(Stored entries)
┌──
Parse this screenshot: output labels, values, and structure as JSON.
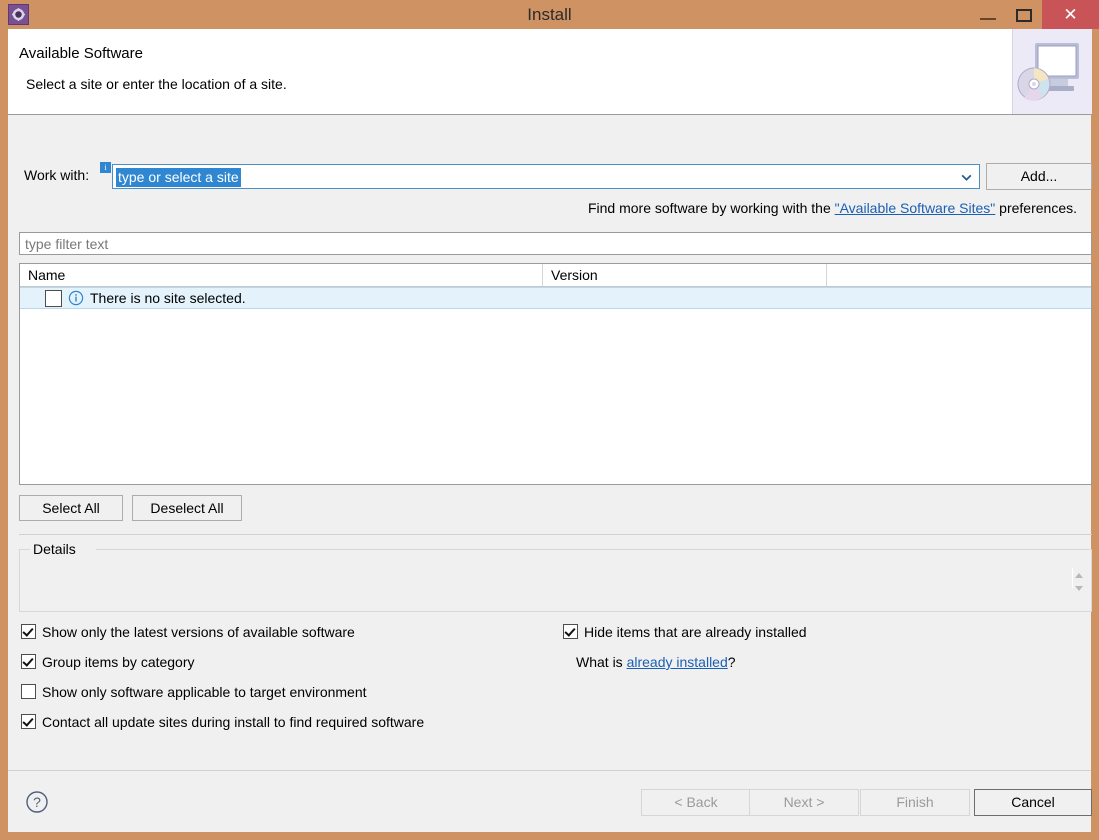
{
  "window": {
    "title": "Install",
    "app_icon": "gear-icon",
    "minimize_label": "–",
    "maximize_label": "□",
    "close_label": "✕",
    "frame_color": "#cf9263",
    "close_color": "#c85458"
  },
  "banner": {
    "title": "Available Software",
    "subtitle": "Select a site or enter the location of a site.",
    "image": "monitor-cd-icon"
  },
  "work_with": {
    "label": "Work with:",
    "info_badge": "i",
    "combo_value": "type or select a site",
    "combo_arrow": "chevron-down-icon",
    "add_button": "Add..."
  },
  "find_more": {
    "prefix": "Find more software by working with the ",
    "link": "\"Available Software Sites\"",
    "suffix": " preferences."
  },
  "filter": {
    "placeholder": "type filter text",
    "value": ""
  },
  "table": {
    "columns": [
      "Name",
      "Version",
      ""
    ],
    "rows": [
      {
        "checked": false,
        "icon": "info-circle-icon",
        "name": "There is no site selected.",
        "version": "",
        "selected": true
      }
    ]
  },
  "selection_buttons": {
    "select_all": "Select All",
    "deselect_all": "Deselect All"
  },
  "details": {
    "label": "Details",
    "content": "",
    "scroll": "up-down-spinner-icon"
  },
  "options": {
    "left": [
      {
        "label": "Show only the latest versions of available software",
        "checked": true
      },
      {
        "label": "Group items by category",
        "checked": true
      },
      {
        "label": "Show only software applicable to target environment",
        "checked": false
      },
      {
        "label": "Contact all update sites during install to find required software",
        "checked": true
      }
    ],
    "right": [
      {
        "label": "Hide items that are already installed",
        "checked": true
      }
    ],
    "what_is": {
      "prefix": "What is ",
      "link": "already installed",
      "suffix": "?"
    }
  },
  "footer": {
    "help": "?",
    "back": "< Back",
    "next": "Next >",
    "finish": "Finish",
    "cancel": "Cancel"
  },
  "colors": {
    "accent_blue": "#2f86d1",
    "link_blue": "#1a5fb4",
    "selection_row": "#e4f2fb",
    "dialog_bg": "#f0f0f0"
  }
}
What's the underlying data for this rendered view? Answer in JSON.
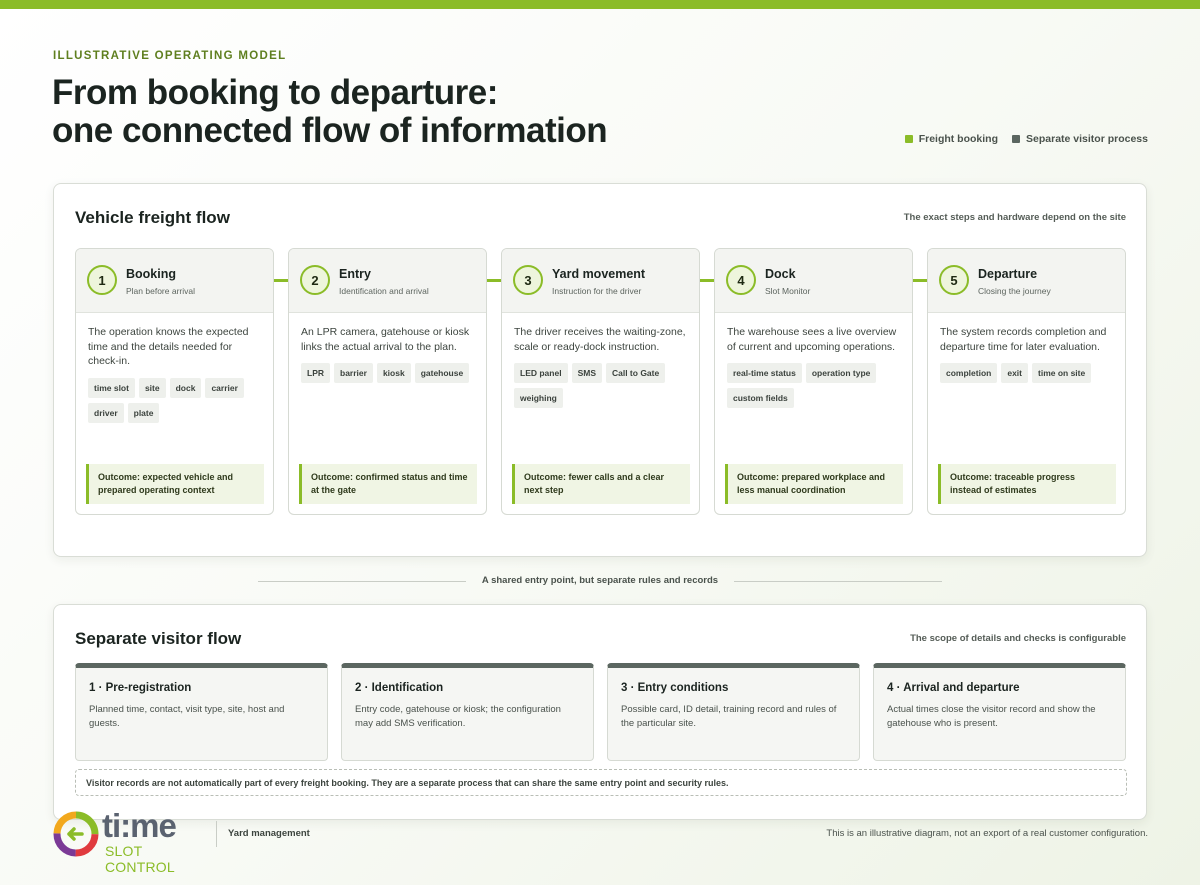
{
  "header": {
    "eyebrow": "ILLUSTRATIVE OPERATING MODEL",
    "title_line1": "From booking to departure:",
    "title_line2": "one connected flow of information"
  },
  "legend": [
    {
      "label": "Freight booking",
      "color": "#8bbc28"
    },
    {
      "label": "Separate visitor process",
      "color": "#5b6660"
    }
  ],
  "freight": {
    "title": "Vehicle freight flow",
    "note": "The exact steps and hardware depend on the site",
    "steps": [
      {
        "num": "1",
        "title": "Booking",
        "subtitle": "Plan before arrival",
        "body": "The operation knows the expected time and the details needed for check-in.",
        "tags": [
          "time slot",
          "site",
          "dock",
          "carrier",
          "driver",
          "plate"
        ],
        "outcome": "Outcome: expected vehicle and prepared operating context"
      },
      {
        "num": "2",
        "title": "Entry",
        "subtitle": "Identification and arrival",
        "body": "An LPR camera, gatehouse or kiosk links the actual arrival to the plan.",
        "tags": [
          "LPR",
          "barrier",
          "kiosk",
          "gatehouse"
        ],
        "outcome": "Outcome: confirmed status and time at the gate"
      },
      {
        "num": "3",
        "title": "Yard movement",
        "subtitle": "Instruction for the driver",
        "body": "The driver receives the waiting-zone, scale or ready-dock instruction.",
        "tags": [
          "LED panel",
          "SMS",
          "Call to Gate",
          "weighing"
        ],
        "outcome": "Outcome: fewer calls and a clear next step"
      },
      {
        "num": "4",
        "title": "Dock",
        "subtitle": "Slot Monitor",
        "body": "The warehouse sees a live overview of current and upcoming operations.",
        "tags": [
          "real-time status",
          "operation type",
          "custom fields"
        ],
        "outcome": "Outcome: prepared workplace and less manual coordination"
      },
      {
        "num": "5",
        "title": "Departure",
        "subtitle": "Closing the journey",
        "body": "The system records completion and departure time for later evaluation.",
        "tags": [
          "completion",
          "exit",
          "time on site"
        ],
        "outcome": "Outcome: traceable progress instead of estimates"
      }
    ]
  },
  "divider": "A shared entry point, but separate rules and records",
  "visitor": {
    "title": "Separate visitor flow",
    "note": "The scope of details and checks is configurable",
    "cards": [
      {
        "title": "1 · Pre-registration",
        "body": "Planned time, contact, visit type, site, host and guests."
      },
      {
        "title": "2 · Identification",
        "body": "Entry code, gatehouse or kiosk; the configuration may add SMS verification."
      },
      {
        "title": "3 · Entry conditions",
        "body": "Possible card, ID detail, training record and rules of the particular site."
      },
      {
        "title": "4 · Arrival and departure",
        "body": "Actual times close the visitor record and show the gatehouse who is present."
      }
    ],
    "footnote": "Visitor records are not automatically part of every freight booking. They are a separate process that can share the same entry point and security rules."
  },
  "footer": {
    "logo_main": "ti:me",
    "logo_sub": "SLOT CONTROL",
    "product": "Yard management",
    "disclaimer": "This is an illustrative diagram, not an export of a real customer configuration."
  }
}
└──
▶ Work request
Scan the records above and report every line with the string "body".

▶ Exercise response
        "body": "The operation knows the expected time and the details needed for check-in.",
        "body": "An LPR camera, gatehouse or kiosk links the actual arrival to the plan.",
        "body": "The driver receives the waiting-zone, scale or ready-dock instruction.",
        "body": "The warehouse sees a live overview of current and upcoming operations.",
        "body": "The system records completion and departure time for later evaluation.",
        "body": "Planned time, contact, visit type, site, host and guests."
        "body": "Entry code, gatehouse or kiosk; the configuration may add SMS verification."
        "body": "Possible card, ID detail, training record and rules of the particular site."
        "body": "Actual times close the visitor record and show the gatehouse who is present."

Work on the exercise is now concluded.